Vesterbro/Kødbyen: Vesterbro was once considered Copenhagen’s red light district. It’s known for its nightlife, and while there is still a gritty element to Vesterbro, there are also charming, residential, family-friendly pockets. Within Vesterbro, you’ll find Kødbyen, otherwise known as Copenhagen’s meatpacking district.
Christianshavn: Technically a cluster of small islands, Christianshavn is teeming with canals and charming, colorful row homes. The area is getting impressively built up, recently debuting a new town square called Krøyers Plads.
Winter: There’s no getting around it—winter in Denmark is cold and dark. You’ll definitely see snow flurries and temperatures don’t typically go above 40° F. Still, with the lit-up Christmas markets and hygge vibes across the city, it’s a treat to visit in this season.
Spring: By April, Copenhagen is in bloom and the harsh winter weather has dissipated. You’ll still need a good jacket—temperatures will be in the 40s and 50s—but it’s a perfect time to visit to avoid the crowds and experience the city emerging from winter hibernation.
Summer: Copenhagen locals adore summer in their city. It’s never overly hot—temperatures at their highest are in the 70s—and you’ll get nearly 17 hours of sunlight each day.
Fall: Shoulder season in Copenhagen is quite picturesque, with turning leaves and sunny days. You’ll get some pre-winter rain and more than a few gray days, too, which (of course) comes with a hefty dose of Copenhagen hygge.The following are average Fahrenheit lows and highs by month in Copenhagen.

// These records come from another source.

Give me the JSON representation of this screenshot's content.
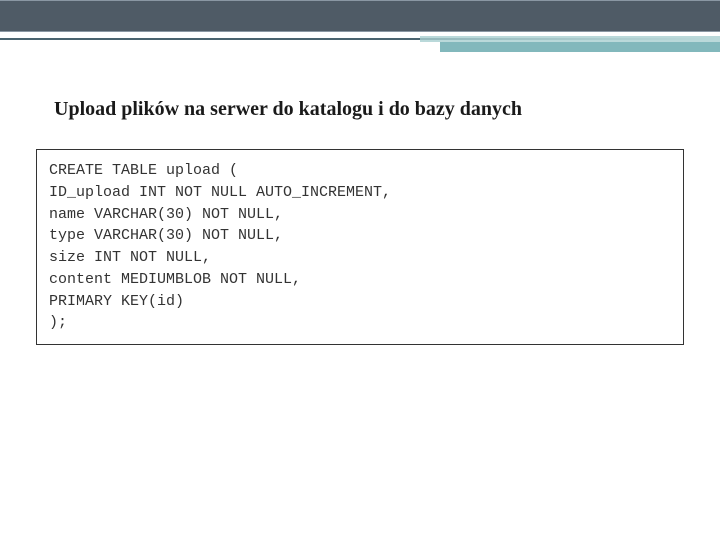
{
  "heading": "Upload plików na serwer do katalogu i do bazy danych",
  "code": "CREATE TABLE upload (\nID_upload INT NOT NULL AUTO_INCREMENT,\nname VARCHAR(30) NOT NULL,\ntype VARCHAR(30) NOT NULL,\nsize INT NOT NULL,\ncontent MEDIUMBLOB NOT NULL,\nPRIMARY KEY(id)\n);"
}
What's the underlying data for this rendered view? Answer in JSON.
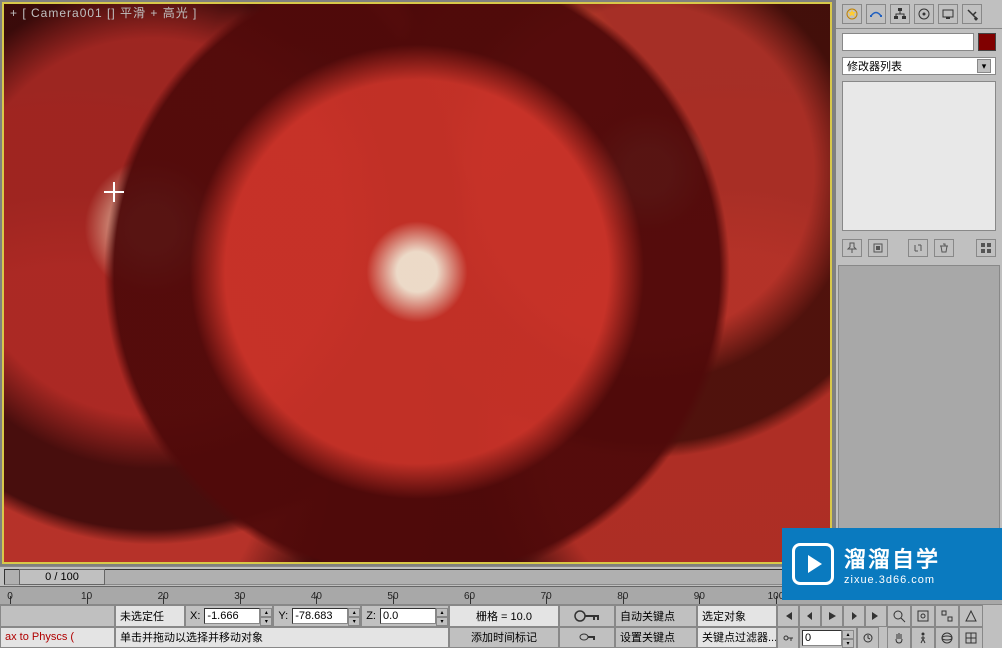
{
  "viewport": {
    "label": "+ [ Camera001 [] 平滑 + 高光 ]"
  },
  "right_panel": {
    "modifier_list_label": "修改器列表",
    "object_color": "#800000"
  },
  "timeline": {
    "slider_label": "0 / 100",
    "ticks": [
      0,
      10,
      20,
      30,
      40,
      50,
      60,
      70,
      80,
      90,
      100
    ],
    "current_frame": "0"
  },
  "status": {
    "script_listener": "ax to Physcs (",
    "selection_label": "未选定任",
    "prompt": "单击并拖动以选择并移动对象",
    "coords": {
      "x_label": "X:",
      "x": "-1.666",
      "y_label": "Y:",
      "y": "-78.683",
      "z_label": "Z:",
      "z": "0.0"
    },
    "grid": "栅格 = 10.0",
    "add_time_tag": "添加时间标记",
    "auto_key": "自动关键点",
    "set_key": "设置关键点",
    "selection_lock": "选定对象",
    "key_filters": "关键点过滤器..."
  },
  "watermark": {
    "brand": "溜溜自学",
    "url": "zixue.3d66.com"
  }
}
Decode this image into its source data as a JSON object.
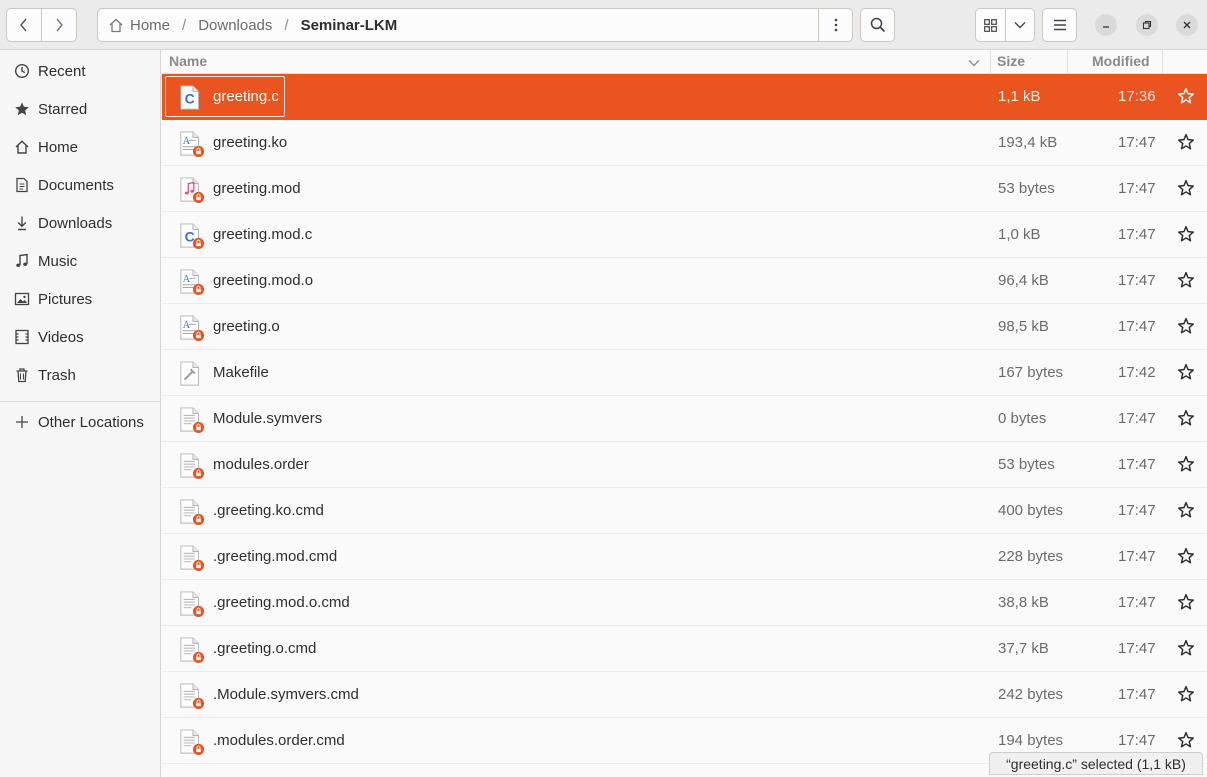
{
  "path": {
    "crumbs": [
      "Home",
      "Downloads",
      "Seminar-LKM"
    ]
  },
  "sidebar": {
    "items": [
      {
        "label": "Recent",
        "icon": "clock-icon"
      },
      {
        "label": "Starred",
        "icon": "star-icon"
      },
      {
        "label": "Home",
        "icon": "home-icon"
      },
      {
        "label": "Documents",
        "icon": "document-icon"
      },
      {
        "label": "Downloads",
        "icon": "download-icon"
      },
      {
        "label": "Music",
        "icon": "music-icon"
      },
      {
        "label": "Pictures",
        "icon": "picture-icon"
      },
      {
        "label": "Videos",
        "icon": "video-icon"
      },
      {
        "label": "Trash",
        "icon": "trash-icon"
      }
    ],
    "other_locations": "Other Locations"
  },
  "columns": {
    "name": "Name",
    "size": "Size",
    "modified": "Modified"
  },
  "files": [
    {
      "name": "greeting.c",
      "size": "1,1 kB",
      "modified": "17:36",
      "type": "c-source",
      "locked": false,
      "selected": true
    },
    {
      "name": "greeting.ko",
      "size": "193,4 kB",
      "modified": "17:47",
      "type": "binary",
      "locked": true
    },
    {
      "name": "greeting.mod",
      "size": "53 bytes",
      "modified": "17:47",
      "type": "audio",
      "locked": true
    },
    {
      "name": "greeting.mod.c",
      "size": "1,0 kB",
      "modified": "17:47",
      "type": "c-source",
      "locked": true
    },
    {
      "name": "greeting.mod.o",
      "size": "96,4 kB",
      "modified": "17:47",
      "type": "binary",
      "locked": true
    },
    {
      "name": "greeting.o",
      "size": "98,5 kB",
      "modified": "17:47",
      "type": "binary",
      "locked": true
    },
    {
      "name": "Makefile",
      "size": "167 bytes",
      "modified": "17:42",
      "type": "makefile",
      "locked": false
    },
    {
      "name": "Module.symvers",
      "size": "0 bytes",
      "modified": "17:47",
      "type": "text",
      "locked": true
    },
    {
      "name": "modules.order",
      "size": "53 bytes",
      "modified": "17:47",
      "type": "text",
      "locked": true
    },
    {
      "name": ".greeting.ko.cmd",
      "size": "400 bytes",
      "modified": "17:47",
      "type": "text",
      "locked": true
    },
    {
      "name": ".greeting.mod.cmd",
      "size": "228 bytes",
      "modified": "17:47",
      "type": "text",
      "locked": true
    },
    {
      "name": ".greeting.mod.o.cmd",
      "size": "38,8 kB",
      "modified": "17:47",
      "type": "text",
      "locked": true
    },
    {
      "name": ".greeting.o.cmd",
      "size": "37,7 kB",
      "modified": "17:47",
      "type": "text",
      "locked": true
    },
    {
      "name": ".Module.symvers.cmd",
      "size": "242 bytes",
      "modified": "17:47",
      "type": "text",
      "locked": true
    },
    {
      "name": ".modules.order.cmd",
      "size": "194 bytes",
      "modified": "17:47",
      "type": "text",
      "locked": true
    }
  ],
  "status": "“greeting.c” selected  (1,1 kB)",
  "colors": {
    "accent": "#e95420",
    "c_blue": "#3f6fd8",
    "lock_orange": "#e95420"
  }
}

The city’s average annual precipitation is 12.3 inches.
January: 31°F – 38°F
February: 30°F – 38°F
March: 32°F – 43°F
April: 38°F – 52°F
May: 45°F – 61°F
June: 52°F – 66°F
July: 56°F – 72°F
August: 56°F – 71°F
September: 51°F – 63°F
October: 44°F – 54°F
November: 38°F – 46°F
December: 33°F – 40°F
Apps to Download
DOT Mobilbilletter: Book bus, train, and metro tickets
iOS | Android
Rejseplanen: Public transportation schedules with minute-by-minute updates
I BIKE CPH: Directions just for cyclists — a must in Copenhagen
Viggo: Zero-emission ride sharing
iOS | Android